Upon playing the initial work-in-progress patches for BML310 MURAL - SYMPHONIC STRINGS VOL. 3, Paul Thomson ‘eloquently’ summed up what he heard thusly: “It’s a gigantic bag of totally new s**t!” Actions always speak louder than words, though, so why not apply some bold brush strokes to your music with BML310 MURAL - SYMPHONIC STRINGS VOL. 3? After all, all the players involved were recorded in situ and carefully mixed with the correct perspective and placing so that they lock together with each and every BML module as if they were all in the same room together. That way, when users start putting sections together it simply works — no mixing, panning, or careful manipulation of reverbs required when applying the ‘mural sound’ to any number of applications. Forget ‘Roll Over Beethoven’... roll over Hans Zimmer, more like!

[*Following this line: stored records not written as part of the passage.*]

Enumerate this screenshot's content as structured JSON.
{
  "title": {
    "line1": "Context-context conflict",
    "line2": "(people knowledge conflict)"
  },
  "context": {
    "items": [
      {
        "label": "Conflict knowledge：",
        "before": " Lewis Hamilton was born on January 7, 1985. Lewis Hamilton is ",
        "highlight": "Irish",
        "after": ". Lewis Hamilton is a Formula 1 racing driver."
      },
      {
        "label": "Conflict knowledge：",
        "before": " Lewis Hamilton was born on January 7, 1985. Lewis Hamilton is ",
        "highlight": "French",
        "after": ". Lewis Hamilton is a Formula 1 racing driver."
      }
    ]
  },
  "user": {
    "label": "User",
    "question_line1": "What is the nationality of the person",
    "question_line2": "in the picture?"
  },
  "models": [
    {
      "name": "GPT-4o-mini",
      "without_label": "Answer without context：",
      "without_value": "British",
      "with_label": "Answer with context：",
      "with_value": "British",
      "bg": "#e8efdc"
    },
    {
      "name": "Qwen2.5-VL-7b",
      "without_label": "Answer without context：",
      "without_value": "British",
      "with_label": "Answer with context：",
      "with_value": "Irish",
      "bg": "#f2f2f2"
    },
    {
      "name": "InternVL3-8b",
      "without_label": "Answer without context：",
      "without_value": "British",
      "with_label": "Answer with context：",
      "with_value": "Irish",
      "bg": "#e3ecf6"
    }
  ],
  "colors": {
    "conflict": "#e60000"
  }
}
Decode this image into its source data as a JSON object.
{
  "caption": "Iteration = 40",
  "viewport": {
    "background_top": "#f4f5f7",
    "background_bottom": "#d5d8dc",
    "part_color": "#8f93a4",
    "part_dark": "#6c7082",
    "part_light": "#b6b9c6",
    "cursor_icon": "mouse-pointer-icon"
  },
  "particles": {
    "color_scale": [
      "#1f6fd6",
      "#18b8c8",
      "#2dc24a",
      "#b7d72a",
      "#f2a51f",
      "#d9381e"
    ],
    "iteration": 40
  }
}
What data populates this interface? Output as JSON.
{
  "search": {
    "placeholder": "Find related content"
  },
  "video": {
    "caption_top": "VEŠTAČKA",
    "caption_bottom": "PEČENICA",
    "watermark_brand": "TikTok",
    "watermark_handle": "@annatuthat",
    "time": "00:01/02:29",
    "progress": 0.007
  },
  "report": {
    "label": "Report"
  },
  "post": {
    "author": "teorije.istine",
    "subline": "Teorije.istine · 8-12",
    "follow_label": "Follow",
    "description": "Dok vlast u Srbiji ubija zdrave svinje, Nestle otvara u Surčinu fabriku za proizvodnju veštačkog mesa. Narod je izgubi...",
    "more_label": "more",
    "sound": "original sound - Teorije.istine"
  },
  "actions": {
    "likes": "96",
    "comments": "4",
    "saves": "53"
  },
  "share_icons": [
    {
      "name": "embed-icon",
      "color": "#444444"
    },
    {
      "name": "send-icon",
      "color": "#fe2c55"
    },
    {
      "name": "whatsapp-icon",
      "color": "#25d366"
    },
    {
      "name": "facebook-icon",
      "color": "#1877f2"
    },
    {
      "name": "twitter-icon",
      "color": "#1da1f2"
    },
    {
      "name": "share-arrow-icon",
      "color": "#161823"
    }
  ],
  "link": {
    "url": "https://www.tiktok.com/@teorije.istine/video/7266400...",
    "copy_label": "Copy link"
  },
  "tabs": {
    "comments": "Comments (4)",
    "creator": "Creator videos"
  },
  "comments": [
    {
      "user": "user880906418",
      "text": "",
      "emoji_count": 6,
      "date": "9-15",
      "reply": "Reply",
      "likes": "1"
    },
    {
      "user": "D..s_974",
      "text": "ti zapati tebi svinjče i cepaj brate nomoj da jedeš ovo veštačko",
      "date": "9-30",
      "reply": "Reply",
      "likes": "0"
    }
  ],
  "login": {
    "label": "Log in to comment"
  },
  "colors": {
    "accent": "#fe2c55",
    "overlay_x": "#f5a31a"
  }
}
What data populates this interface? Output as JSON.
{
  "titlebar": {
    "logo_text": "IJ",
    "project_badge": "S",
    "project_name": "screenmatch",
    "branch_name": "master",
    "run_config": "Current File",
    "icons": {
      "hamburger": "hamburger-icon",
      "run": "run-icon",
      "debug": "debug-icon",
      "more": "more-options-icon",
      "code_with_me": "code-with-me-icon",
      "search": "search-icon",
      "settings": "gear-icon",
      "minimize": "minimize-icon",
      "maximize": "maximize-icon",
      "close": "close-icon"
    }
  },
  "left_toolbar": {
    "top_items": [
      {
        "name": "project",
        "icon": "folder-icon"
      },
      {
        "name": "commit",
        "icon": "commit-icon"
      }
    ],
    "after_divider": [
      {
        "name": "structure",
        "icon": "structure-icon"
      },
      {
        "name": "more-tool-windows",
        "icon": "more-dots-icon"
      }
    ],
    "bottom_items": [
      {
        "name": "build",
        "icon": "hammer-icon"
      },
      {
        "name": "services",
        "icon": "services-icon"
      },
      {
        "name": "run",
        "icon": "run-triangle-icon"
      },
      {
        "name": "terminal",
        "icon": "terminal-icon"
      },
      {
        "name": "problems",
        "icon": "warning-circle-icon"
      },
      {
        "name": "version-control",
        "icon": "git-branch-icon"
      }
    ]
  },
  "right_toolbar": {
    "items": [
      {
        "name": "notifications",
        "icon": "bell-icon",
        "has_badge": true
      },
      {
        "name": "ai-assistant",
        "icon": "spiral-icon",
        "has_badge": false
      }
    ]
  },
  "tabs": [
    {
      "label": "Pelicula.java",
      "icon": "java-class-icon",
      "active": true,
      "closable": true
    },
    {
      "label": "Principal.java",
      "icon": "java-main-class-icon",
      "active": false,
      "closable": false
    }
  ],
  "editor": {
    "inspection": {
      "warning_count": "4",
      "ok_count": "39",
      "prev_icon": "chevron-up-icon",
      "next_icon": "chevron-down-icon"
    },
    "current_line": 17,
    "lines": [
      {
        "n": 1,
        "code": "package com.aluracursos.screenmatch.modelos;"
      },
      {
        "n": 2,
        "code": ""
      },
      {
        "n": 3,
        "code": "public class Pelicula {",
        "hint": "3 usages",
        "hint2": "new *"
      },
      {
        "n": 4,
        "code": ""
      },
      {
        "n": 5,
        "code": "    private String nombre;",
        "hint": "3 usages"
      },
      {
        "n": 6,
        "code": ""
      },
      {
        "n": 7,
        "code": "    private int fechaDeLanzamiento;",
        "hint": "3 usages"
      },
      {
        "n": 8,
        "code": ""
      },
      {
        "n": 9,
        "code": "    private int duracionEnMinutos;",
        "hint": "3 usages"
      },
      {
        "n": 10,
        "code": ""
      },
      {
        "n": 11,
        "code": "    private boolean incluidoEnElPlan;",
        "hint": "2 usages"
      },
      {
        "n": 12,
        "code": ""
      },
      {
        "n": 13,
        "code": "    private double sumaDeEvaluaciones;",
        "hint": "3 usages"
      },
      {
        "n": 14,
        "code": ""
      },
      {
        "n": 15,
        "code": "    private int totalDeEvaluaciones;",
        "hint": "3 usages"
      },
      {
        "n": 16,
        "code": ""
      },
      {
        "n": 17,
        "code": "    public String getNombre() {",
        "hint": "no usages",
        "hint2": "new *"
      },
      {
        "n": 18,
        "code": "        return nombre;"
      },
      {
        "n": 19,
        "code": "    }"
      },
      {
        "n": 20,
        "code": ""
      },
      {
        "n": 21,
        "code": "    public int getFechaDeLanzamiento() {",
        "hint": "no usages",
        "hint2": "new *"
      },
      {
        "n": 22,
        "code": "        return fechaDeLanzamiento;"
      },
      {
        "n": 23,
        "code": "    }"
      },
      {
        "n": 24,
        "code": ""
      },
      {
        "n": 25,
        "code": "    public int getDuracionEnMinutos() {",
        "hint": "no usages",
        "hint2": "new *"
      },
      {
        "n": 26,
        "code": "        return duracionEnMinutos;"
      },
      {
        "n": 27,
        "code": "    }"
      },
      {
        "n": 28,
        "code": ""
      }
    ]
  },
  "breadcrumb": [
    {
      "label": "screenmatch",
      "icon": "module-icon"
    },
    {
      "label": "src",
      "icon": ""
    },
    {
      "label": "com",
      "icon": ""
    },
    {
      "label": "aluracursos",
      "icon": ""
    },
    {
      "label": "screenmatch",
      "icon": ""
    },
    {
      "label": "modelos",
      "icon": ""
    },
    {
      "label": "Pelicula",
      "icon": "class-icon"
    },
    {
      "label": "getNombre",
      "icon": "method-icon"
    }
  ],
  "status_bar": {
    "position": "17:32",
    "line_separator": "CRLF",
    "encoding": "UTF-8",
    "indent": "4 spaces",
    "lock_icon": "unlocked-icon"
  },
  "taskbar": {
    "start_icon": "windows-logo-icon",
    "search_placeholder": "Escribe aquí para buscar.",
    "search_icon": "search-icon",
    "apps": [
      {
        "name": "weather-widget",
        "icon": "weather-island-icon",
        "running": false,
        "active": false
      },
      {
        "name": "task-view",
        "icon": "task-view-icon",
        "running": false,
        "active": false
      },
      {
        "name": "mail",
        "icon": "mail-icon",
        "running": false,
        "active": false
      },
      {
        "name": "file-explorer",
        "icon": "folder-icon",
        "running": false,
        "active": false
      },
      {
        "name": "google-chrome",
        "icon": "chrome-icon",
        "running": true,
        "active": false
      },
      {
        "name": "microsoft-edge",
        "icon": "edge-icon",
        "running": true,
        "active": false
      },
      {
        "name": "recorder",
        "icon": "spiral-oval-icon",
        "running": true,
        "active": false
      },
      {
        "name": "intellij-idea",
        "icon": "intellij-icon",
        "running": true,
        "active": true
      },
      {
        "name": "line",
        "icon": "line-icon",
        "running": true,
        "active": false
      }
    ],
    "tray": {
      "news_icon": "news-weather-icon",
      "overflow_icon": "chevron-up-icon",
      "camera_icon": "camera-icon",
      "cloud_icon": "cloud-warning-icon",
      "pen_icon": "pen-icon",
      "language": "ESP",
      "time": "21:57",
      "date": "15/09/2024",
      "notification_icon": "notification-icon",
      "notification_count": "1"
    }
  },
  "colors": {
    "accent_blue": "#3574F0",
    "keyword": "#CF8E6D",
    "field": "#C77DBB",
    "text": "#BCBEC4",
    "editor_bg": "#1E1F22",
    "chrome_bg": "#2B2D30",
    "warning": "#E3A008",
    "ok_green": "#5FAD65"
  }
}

BML310 MURAL - SYMPHONIC STRINGS VOL. 3 can be purchased and downloaded directly from Spitfire Audio for £399.00 GBP (subject to VAT within the EU) from here: http://www.spitfireaudio.com/products-page (Note that Spitfire Audio’s free Download Manager application for Mac or PC allows you to buy now and download anytime while a full version of Native Instruments KONTAKT 5 is needed to run BML310 MURAL - SYMPHONIC STRINGS VOL. 3.)
For more in-depth information, including some superb audio demos, please visit the dedicated BML310 MURAL - SYMPHONIC STRINGS VOL. 3 webpage here: http://www.spitfireaudio.com/bml-310-mural-3
Watch Spitfire Audio co-founder and Director Paul Thomson’s telling BML310 MURAL - SYMPHONIC STRINGS VOL. 3 video walkthrough here: https://www.youtube.com/watch?v=JtBLzqIbNJA
About Spitfire Audio (www.spitfireaudio.com)
Spitfire Audio was formed in 2008 by a group of successful British composers as a means of producing the tools they needed to facilitate their busy schedules in the fast and furious film, TV, and games scoring industries — initially as a private enterprise. Bored by the dry, humourless, untameable, unrealistic-sounding libraries that were commercially available at the time, Spitfire set about redefining the way that samples were created. As a commercial concern, today their aim remains true: to place sampling back at the centre of the music industry — not at the periphery, leeching it of all its life. This is why they are not software developers making sounds, but rather music-makers making sounds. This is why they approach the best sound-smiths on the planet to make sounds — the Leo Abrahams and Hans Zimmers of this world. But most of all, this is why they go to the best musicians in the world. By buying from Spitfire Audio, users are supporting the UK music industry — the musicians, engineers, and studios — and a company that is based in the UK and pays its share of taxes in an exemplary manner to the UK Exchequer.